Early this week, Credit Suisse was hit with a reprimand and a $900,000 fine by the Financial Industry Regulatory Authority (FINRA) for filing more than 9,000 late trades and hundreds of thousands of incorrect TRACE reports.

The fine was issued on Credit Suisse Securities (USA), a division of the Swiss global investment bank and financial services provider Credit Suisse, based on records from FINRA.
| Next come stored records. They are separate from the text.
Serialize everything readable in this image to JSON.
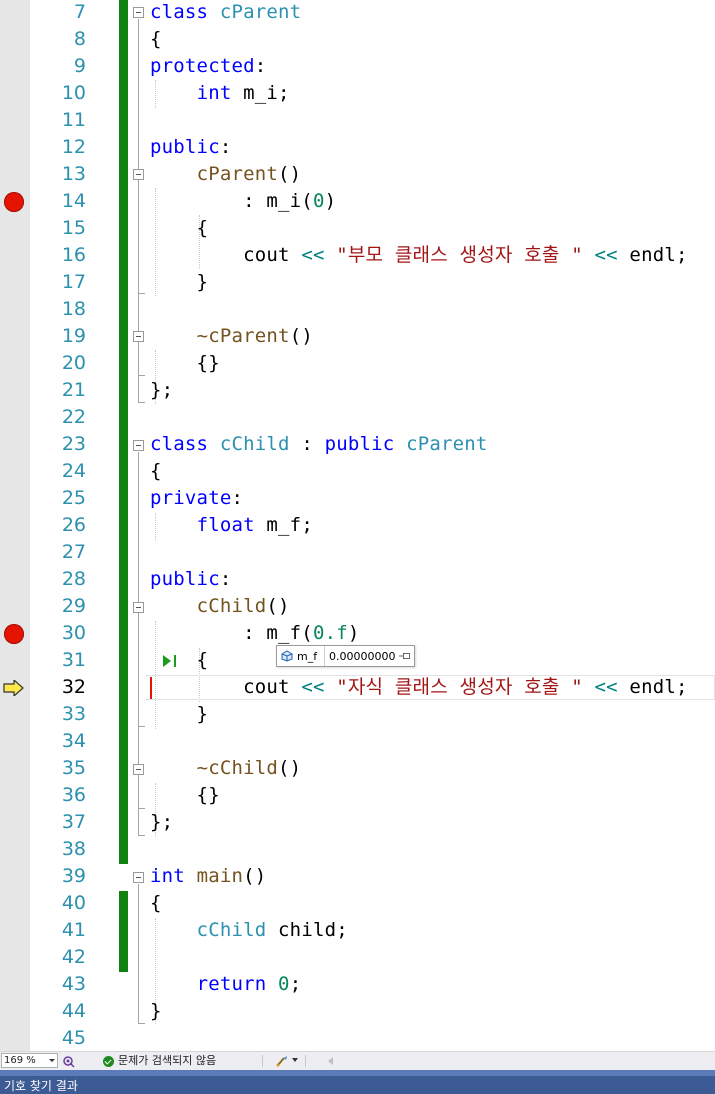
{
  "editor": {
    "first_line_number": 7,
    "current_line": 32,
    "breakpoint_lines": [
      14,
      30
    ],
    "lines": [
      {
        "n": "7",
        "tokens": [
          {
            "t": "class ",
            "c": "kw"
          },
          {
            "t": "cParent",
            "c": "ty"
          }
        ]
      },
      {
        "n": "8",
        "tokens": [
          {
            "t": "{",
            "c": ""
          }
        ]
      },
      {
        "n": "9",
        "tokens": [
          {
            "t": "protected",
            "c": "kw"
          },
          {
            "t": ":",
            "c": ""
          }
        ]
      },
      {
        "n": "10",
        "tokens": [
          {
            "t": "    ",
            "c": ""
          },
          {
            "t": "int",
            "c": "kw"
          },
          {
            "t": " m_i;",
            "c": ""
          }
        ]
      },
      {
        "n": "11",
        "tokens": []
      },
      {
        "n": "12",
        "tokens": [
          {
            "t": "public",
            "c": "kw"
          },
          {
            "t": ":",
            "c": ""
          }
        ]
      },
      {
        "n": "13",
        "tokens": [
          {
            "t": "    ",
            "c": ""
          },
          {
            "t": "cParent",
            "c": "fn"
          },
          {
            "t": "()",
            "c": ""
          }
        ]
      },
      {
        "n": "14",
        "tokens": [
          {
            "t": "        : m_i(",
            "c": ""
          },
          {
            "t": "0",
            "c": "num"
          },
          {
            "t": ")",
            "c": ""
          }
        ]
      },
      {
        "n": "15",
        "tokens": [
          {
            "t": "    {",
            "c": ""
          }
        ]
      },
      {
        "n": "16",
        "tokens": [
          {
            "t": "        cout ",
            "c": ""
          },
          {
            "t": "<<",
            "c": "op"
          },
          {
            "t": " ",
            "c": ""
          },
          {
            "t": "\"부모 클래스 생성자 호출 \"",
            "c": "str"
          },
          {
            "t": " ",
            "c": ""
          },
          {
            "t": "<<",
            "c": "op"
          },
          {
            "t": " endl;",
            "c": ""
          }
        ]
      },
      {
        "n": "17",
        "tokens": [
          {
            "t": "    }",
            "c": ""
          }
        ]
      },
      {
        "n": "18",
        "tokens": []
      },
      {
        "n": "19",
        "tokens": [
          {
            "t": "    ",
            "c": ""
          },
          {
            "t": "~cParent",
            "c": "fn"
          },
          {
            "t": "()",
            "c": ""
          }
        ]
      },
      {
        "n": "20",
        "tokens": [
          {
            "t": "    {}",
            "c": ""
          }
        ]
      },
      {
        "n": "21",
        "tokens": [
          {
            "t": "};",
            "c": ""
          }
        ]
      },
      {
        "n": "22",
        "tokens": []
      },
      {
        "n": "23",
        "tokens": [
          {
            "t": "class ",
            "c": "kw"
          },
          {
            "t": "cChild",
            "c": "ty"
          },
          {
            "t": " : ",
            "c": ""
          },
          {
            "t": "public ",
            "c": "kw"
          },
          {
            "t": "cParent",
            "c": "ty"
          }
        ]
      },
      {
        "n": "24",
        "tokens": [
          {
            "t": "{",
            "c": ""
          }
        ]
      },
      {
        "n": "25",
        "tokens": [
          {
            "t": "private",
            "c": "kw"
          },
          {
            "t": ":",
            "c": ""
          }
        ]
      },
      {
        "n": "26",
        "tokens": [
          {
            "t": "    ",
            "c": ""
          },
          {
            "t": "float",
            "c": "kw"
          },
          {
            "t": " m_f;",
            "c": ""
          }
        ]
      },
      {
        "n": "27",
        "tokens": []
      },
      {
        "n": "28",
        "tokens": [
          {
            "t": "public",
            "c": "kw"
          },
          {
            "t": ":",
            "c": ""
          }
        ]
      },
      {
        "n": "29",
        "tokens": [
          {
            "t": "    ",
            "c": ""
          },
          {
            "t": "cChild",
            "c": "fn"
          },
          {
            "t": "()",
            "c": ""
          }
        ]
      },
      {
        "n": "30",
        "tokens": [
          {
            "t": "        : m_f(",
            "c": ""
          },
          {
            "t": "0.f",
            "c": "num"
          },
          {
            "t": ")",
            "c": ""
          }
        ]
      },
      {
        "n": "31",
        "tokens": [
          {
            "t": "    {",
            "c": ""
          }
        ]
      },
      {
        "n": "32",
        "tokens": [
          {
            "t": "        cout ",
            "c": ""
          },
          {
            "t": "<<",
            "c": "op"
          },
          {
            "t": " ",
            "c": ""
          },
          {
            "t": "\"자식 클래스 생성자 호출 \"",
            "c": "str"
          },
          {
            "t": " ",
            "c": ""
          },
          {
            "t": "<<",
            "c": "op"
          },
          {
            "t": " endl;",
            "c": ""
          }
        ]
      },
      {
        "n": "33",
        "tokens": [
          {
            "t": "    }",
            "c": ""
          }
        ]
      },
      {
        "n": "34",
        "tokens": []
      },
      {
        "n": "35",
        "tokens": [
          {
            "t": "    ",
            "c": ""
          },
          {
            "t": "~cChild",
            "c": "fn"
          },
          {
            "t": "()",
            "c": ""
          }
        ]
      },
      {
        "n": "36",
        "tokens": [
          {
            "t": "    {}",
            "c": ""
          }
        ]
      },
      {
        "n": "37",
        "tokens": [
          {
            "t": "};",
            "c": ""
          }
        ]
      },
      {
        "n": "38",
        "tokens": []
      },
      {
        "n": "39",
        "tokens": [
          {
            "t": "int ",
            "c": "kw"
          },
          {
            "t": "main",
            "c": "fn"
          },
          {
            "t": "()",
            "c": ""
          }
        ]
      },
      {
        "n": "40",
        "tokens": [
          {
            "t": "{",
            "c": ""
          }
        ]
      },
      {
        "n": "41",
        "tokens": [
          {
            "t": "    ",
            "c": ""
          },
          {
            "t": "cChild",
            "c": "ty"
          },
          {
            "t": " child;",
            "c": ""
          }
        ]
      },
      {
        "n": "42",
        "tokens": []
      },
      {
        "n": "43",
        "tokens": [
          {
            "t": "    ",
            "c": ""
          },
          {
            "t": "return ",
            "c": "kw"
          },
          {
            "t": "0",
            "c": "num"
          },
          {
            "t": ";",
            "c": ""
          }
        ]
      },
      {
        "n": "44",
        "tokens": [
          {
            "t": "}",
            "c": ""
          }
        ]
      },
      {
        "n": "45",
        "tokens": []
      }
    ]
  },
  "datatip": {
    "name": "m_f",
    "value": "0.00000000",
    "icon": "field-icon"
  },
  "status_bar": {
    "zoom": "169 %",
    "issues": "문제가 검색되지 않음"
  },
  "bottom_panel": {
    "title": "기호 찾기 결과"
  },
  "colors": {
    "keyword": "#0000ff",
    "type": "#2b91af",
    "function": "#74531f",
    "string": "#a31515",
    "number": "#098658",
    "operator": "#008080",
    "change_bar": "#108010",
    "breakpoint": "#e51400",
    "panel": "#3c5a94"
  }
}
These violations ranged from incorrect internal late error rate targets that failed to adequately address a recurring pattern of late trade reporting to late and inaccurate trade reports.